The UK's decision to leave the European Union was about big, loaded issues. Pro-Brexiteers lauded the promise of saving jobs, bringing back control and less regulation. It would also give the UK more freedom on food safety and trade deals. It was not, however, about milkshakes.
But now suddenly, milkshakes are the talk of the country after McDonald's announced that they would temporarily be taken off menus across the country. Suddenly people are craving what they cannot have and are getting worried.
"Like most retailers, we are currently experiencing some supply chain issues, impacting the availability of a small number of products," read a statement sent to DW from McDonald's UK headquarters. "Bottled drinks and milkshakes are temporarily unavailable in restaurants across England, Scotland and Wales."
Chicken or beef?
The relatively small problems at McDonald's are far from being the beginning of supply chain issues, but it has brought it out into the open and could be the start of something bigger. With more than 1,450 restaurants in the UK and Ireland that employ 135,000 people, McDonald's is a major buyer. If such a behemoth cannot get what they order, how can anyone else?
And indeed others are feeling the pinch, too. Last week popular chicken restaurant Nando's had to temporarily close between 40-50 restaurants because of a lack of chicken. Another big chicken chain, KFC, announced via Twitter on August 11 that it was also running into problems.
"Just a heads up that across our country, there's been some disruption over the last few weeks — so things may be a little different when you next visit us … You might find some items aren't available," said the Twitter post. They were even having problems getting their normal packaging.
Other large UK chain restaurants contacted by DW either declined to comment or did not respond.
Who's at the wheel?
All these supply chain problems seem to come down to two things: a lack of licensed drivers to haul goods and a shortage of staff at food-processing facilities. Both issues can be traced back to Brexit, at least partially.
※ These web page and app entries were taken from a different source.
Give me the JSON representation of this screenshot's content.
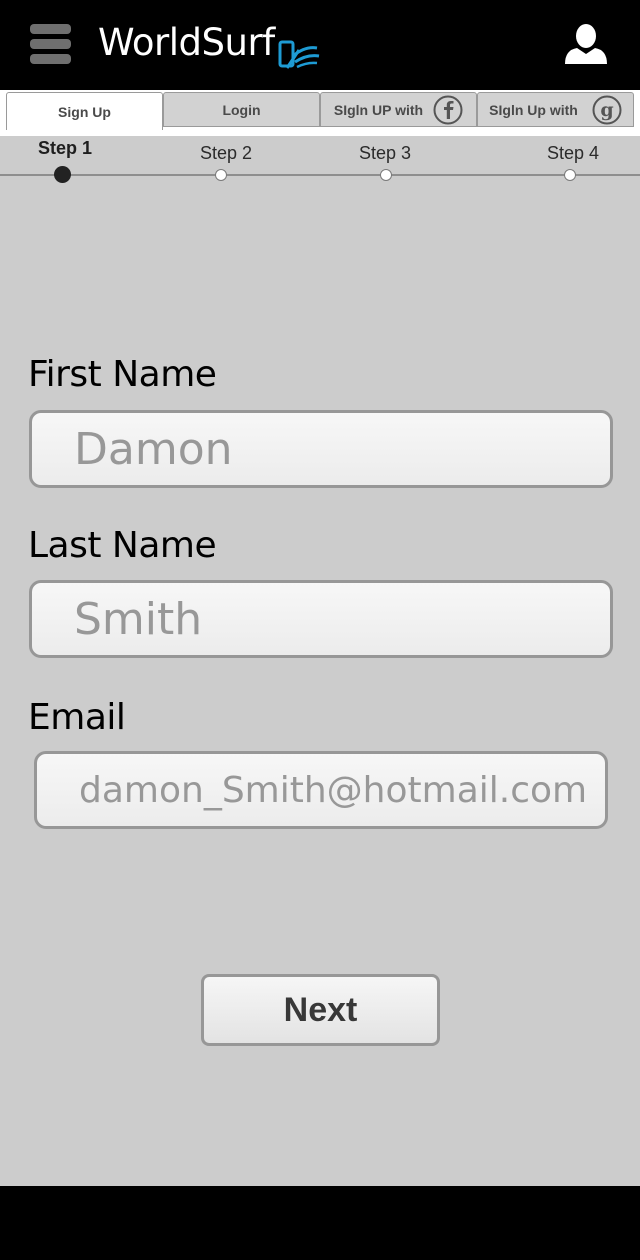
{
  "app": {
    "title": "WorldSurf",
    "menu_icon": "hamburger-menu-icon",
    "logo_icon": "phone-wave-logo-icon",
    "user_icon": "user-profile-icon"
  },
  "tabs": [
    {
      "label": "Sign Up",
      "active": true
    },
    {
      "label": "Login",
      "active": false
    },
    {
      "label": "SIgln UP with",
      "icon": "facebook-icon",
      "active": false
    },
    {
      "label": "SIgln Up with",
      "icon": "google-icon",
      "active": false
    }
  ],
  "steps": [
    {
      "label": "Step 1",
      "current": true
    },
    {
      "label": "Step 2",
      "current": false
    },
    {
      "label": "Step 3",
      "current": false
    },
    {
      "label": "Step 4",
      "current": false
    }
  ],
  "form": {
    "first_name": {
      "label": "First Name",
      "placeholder": "Damon"
    },
    "last_name": {
      "label": "Last Name",
      "placeholder": "Smith"
    },
    "email": {
      "label": "Email",
      "placeholder": "damon_Smith@hotmail.com"
    },
    "next_label": "Next"
  },
  "colors": {
    "header_bg": "#000000",
    "panel_bg": "#cccccc",
    "logo_accent": "#1e9bd4"
  }
}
Heavy goods vehicle drivers are needed to transport things from airports and seaports to warehouses and local shops in every corner of the country. After Brexit, many European drivers left the country. The UK Road Haulage Association (RHA) calculated that around 30,000 left the UK for their home countries.
Repeated requests to let in more immigrant drivers, even with only temporary work permits, have been ignored by the government. This has led some companies to offer big signing bonuses or even free training for those left in the country.
"Our major ask of government is to grant 10,000 temporary, so-called T5 visas, to EU drivers so they can come back in the short term and cover the gaps while UK workers train and qualify," Rona Hunnisett from industry group Logistics UK told DW. This would be in line with "eight similar schemes already running, including ones for agricultural workers and those working in the arts."
On top of the Brexit problems, COVID-19 has hit the industry in a dramatic way. Many drivers were forced to spend time in quarantine.
Additionally, the RHA says 40,000 driving tests were canceled due to the pandemic, keeping much needed new drivers off the road. To manage the backlog of qualifying tests "will take until the middle of 2022 to clear," said Hunnisett. In all, experts say the country now needs 90,000-100,000 drivers to stop unused goods from stacking up at warehouses.
Who's at the factory?
Another Brexit-related labor shortage is adding to the situation. After the UK left the European Union, it wasn't only truck drivers who looked for the exit. Thousands of other foreign workers also left. Many of them worked in unskilled low-paid jobs in food processing, a place many domestic workers try to avoid.
In June, the British Poultry Council pointed to what was coming. Of the 40,000 workers in the industry, 60% are EU nationals. As more EU workers leave and do not come back, big backlogs of unfilled jobs are piling up. Some poultry producers have reduced their output by 10%. The industry association more recently warned there may not be enough turkeys to go around for Christmas.
This pattern is being repeated across many food-making industries. Besides fresh meat, in the past few weeks there have been wide reports of supermarkets without workers and without milk, which is probably what's behind the disappearance of McDonald's milkshakes. A lack of aluminum has also kept some soft drinks and beer off the shelf, too.
All together these supply chain issues are taking a hit at the country's shaky post-Brexit, mid-COVID economy and raising fears of inflation. Luckily, the UK depends much more on the service sector than manufacturing, which cannot survive without constant deliveries and pickups.
Yet these supply chain problems are unnerving the UK public who cannot get what they want — and not just on social media. When diners cannot sip their favorite milkshake or savor their favorite chicken sandwich, it brings Brexit directly to their table and calls into question the idea that leaving the EU would bring back control.